You just wanted to find out if you were Portuguese or Spanish, but instead you found out you were related to a mass murderer.
This is a reality in a world where the alleged Golden State Killer, now known as Joseph James DeAngelo, was arrested after DNA found at one of the killer's crime scenes was checked against genetic profiles from genealogical websites that collect DNA samples.
Popular genetic testing companies 23andMe and Ancestry.com are holding on to more than information about your family tree, which raises privacy concerns. Experts confirm DNA in these databases can be accessed by law enforcement and third party companies under certain circumstances, revealing intimate information about user’s medical history and biological relationships.
“People don’t realize that unlike most medical tests where you find out information, it isn’t just about you,” said Arthur Caplan, director of the Division of Medical Ethics at New York University's School of Medicine.
Here's what you should know about DNA privacy rules:
What DNA tests are we talking about?
The largest companies that produce genetic profiles for customers are 23andMe and AncestryDNA associated with Ancestry.com. Tests usually use a saliva sample to determine the user's genetic ethnicity, and results provide users a look at where their ancestors lived. In the case of the Golden State Killer, lead investigator Paul Holes said his team used GEDmatch, a Florida-based website that pools raw genetic profiles that people share publicly, The Mercury News reports.
Who has access to that information?
Ancestry.com and 23andMe both said they don't release information to authorities unless they receive a court order.
A spokesperson for Ancestry.com, which also has a search for the general public, said the company was not in contact with authorities in the DeAngelo case and will not share member information with law enforcement "unless compelled to by valid legal process." A 23andMe spokesman said the company “has never given customer information to law enforcement officials” and that their platform doesn’t allow for the comparison of genetic data that was processed by any third party.
GEDmatch does not require a court order to access, The Mercury News reports. The site also makes clear in its terms and policy statement that "users participating in this site should expect that their information will be shared with other users."
Right now, DNA testing companies are largely dictating user confidentiality, and some of those companies resell information. While resold information does not directly identify users, Caplan said there are ways to figure out identity.
“We have the assumption that all of our medical information is private and yet the new world of genetics is in corporate hands,” he said.
How can police use it?
“The ability of third parties, the police or others to see that data is not clear,” Caplan said.

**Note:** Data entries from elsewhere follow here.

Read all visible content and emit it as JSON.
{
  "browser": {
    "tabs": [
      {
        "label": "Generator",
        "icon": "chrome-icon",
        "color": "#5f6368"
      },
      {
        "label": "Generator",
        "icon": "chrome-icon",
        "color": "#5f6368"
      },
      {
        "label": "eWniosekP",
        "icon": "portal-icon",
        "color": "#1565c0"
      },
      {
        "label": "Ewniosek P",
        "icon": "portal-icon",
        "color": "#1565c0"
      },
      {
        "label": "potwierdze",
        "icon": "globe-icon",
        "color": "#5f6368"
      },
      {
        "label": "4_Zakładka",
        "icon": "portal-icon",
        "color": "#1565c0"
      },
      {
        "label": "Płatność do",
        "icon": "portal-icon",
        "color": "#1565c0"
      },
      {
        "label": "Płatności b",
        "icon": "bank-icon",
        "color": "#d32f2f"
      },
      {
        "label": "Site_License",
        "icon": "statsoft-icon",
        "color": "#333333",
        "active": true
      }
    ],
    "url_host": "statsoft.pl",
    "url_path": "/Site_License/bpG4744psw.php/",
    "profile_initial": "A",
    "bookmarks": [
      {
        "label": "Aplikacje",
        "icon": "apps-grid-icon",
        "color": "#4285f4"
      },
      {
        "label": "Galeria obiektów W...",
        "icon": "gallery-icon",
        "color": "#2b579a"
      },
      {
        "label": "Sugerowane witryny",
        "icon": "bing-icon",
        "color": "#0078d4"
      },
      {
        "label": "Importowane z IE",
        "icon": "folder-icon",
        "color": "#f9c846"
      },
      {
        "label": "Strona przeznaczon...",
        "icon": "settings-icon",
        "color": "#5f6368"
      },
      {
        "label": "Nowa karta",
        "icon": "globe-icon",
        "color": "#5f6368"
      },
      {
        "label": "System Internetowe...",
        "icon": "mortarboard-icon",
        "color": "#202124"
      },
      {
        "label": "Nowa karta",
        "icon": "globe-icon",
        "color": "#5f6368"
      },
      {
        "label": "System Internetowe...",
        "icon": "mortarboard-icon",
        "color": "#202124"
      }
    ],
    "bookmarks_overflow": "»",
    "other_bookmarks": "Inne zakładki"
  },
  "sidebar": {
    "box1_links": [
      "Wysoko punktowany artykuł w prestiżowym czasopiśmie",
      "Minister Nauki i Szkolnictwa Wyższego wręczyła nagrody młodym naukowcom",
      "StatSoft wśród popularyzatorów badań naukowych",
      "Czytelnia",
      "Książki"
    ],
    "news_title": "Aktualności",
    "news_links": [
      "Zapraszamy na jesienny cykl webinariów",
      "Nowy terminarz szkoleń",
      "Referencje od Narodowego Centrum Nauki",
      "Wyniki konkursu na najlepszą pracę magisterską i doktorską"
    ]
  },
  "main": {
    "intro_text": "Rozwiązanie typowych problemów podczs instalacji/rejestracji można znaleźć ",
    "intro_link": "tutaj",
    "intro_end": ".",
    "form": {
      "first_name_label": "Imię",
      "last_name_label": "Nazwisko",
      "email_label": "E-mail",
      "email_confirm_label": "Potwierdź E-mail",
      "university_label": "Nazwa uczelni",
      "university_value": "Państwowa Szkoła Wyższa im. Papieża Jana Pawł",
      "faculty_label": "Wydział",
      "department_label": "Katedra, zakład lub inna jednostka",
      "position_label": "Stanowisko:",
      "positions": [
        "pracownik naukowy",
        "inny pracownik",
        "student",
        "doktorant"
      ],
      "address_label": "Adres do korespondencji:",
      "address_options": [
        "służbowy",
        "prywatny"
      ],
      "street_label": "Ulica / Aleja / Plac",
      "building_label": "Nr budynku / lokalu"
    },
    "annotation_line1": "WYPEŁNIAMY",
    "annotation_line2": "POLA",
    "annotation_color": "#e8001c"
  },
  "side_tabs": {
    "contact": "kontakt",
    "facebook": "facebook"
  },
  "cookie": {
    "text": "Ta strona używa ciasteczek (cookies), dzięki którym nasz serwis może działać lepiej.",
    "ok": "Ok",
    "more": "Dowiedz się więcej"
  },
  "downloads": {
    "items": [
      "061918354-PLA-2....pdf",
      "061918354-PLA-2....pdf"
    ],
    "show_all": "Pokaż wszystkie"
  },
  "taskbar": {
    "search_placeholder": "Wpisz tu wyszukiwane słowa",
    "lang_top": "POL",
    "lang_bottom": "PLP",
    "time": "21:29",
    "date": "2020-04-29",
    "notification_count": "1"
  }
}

There aren’t strong privacy laws to keep police from trolling ancestry site databases, said Steve Mercer, the chief attorney for the forensic division of the Maryland Office of the Public Defender.
“People who submit DNA for ancestors testing are unwittingly becoming genetic informants on their innocent family,” Mercer said, adding that they “have fewer privacy protections than convicted offenders whose DNA is contained in regulated databanks.”
In at least eight states, investigators are able to search law enforcement databases to identify likely relatives of suspected criminals. Authorities say this research can provide valuable leads, while critics say it infringes on innocent people's privacy.
Have police ever used ancestry DNA in past cases?
In 2014, a New Orleans filmmaker was identified in an Idaho murder based on a DNA sample that his father had given years earlier as part of a church-sponsored genealogy project. The father's DNA was sold to Ancestry.com, and he was identified to police after Ancestry received a court order. The suspect was later cleared after his DNA didn't match evidence at the crime scene.
Familial DNA testing led to the arrests of Lonnie Franklin Jr. in the Los Angeles “Grim Sleeper” serial killings from 1985 to 2007. It also was used in identifying Kenneth Eugene Troyer in the decades-old killing of the ex-wife of Righteous Brothers singer Bill Medley.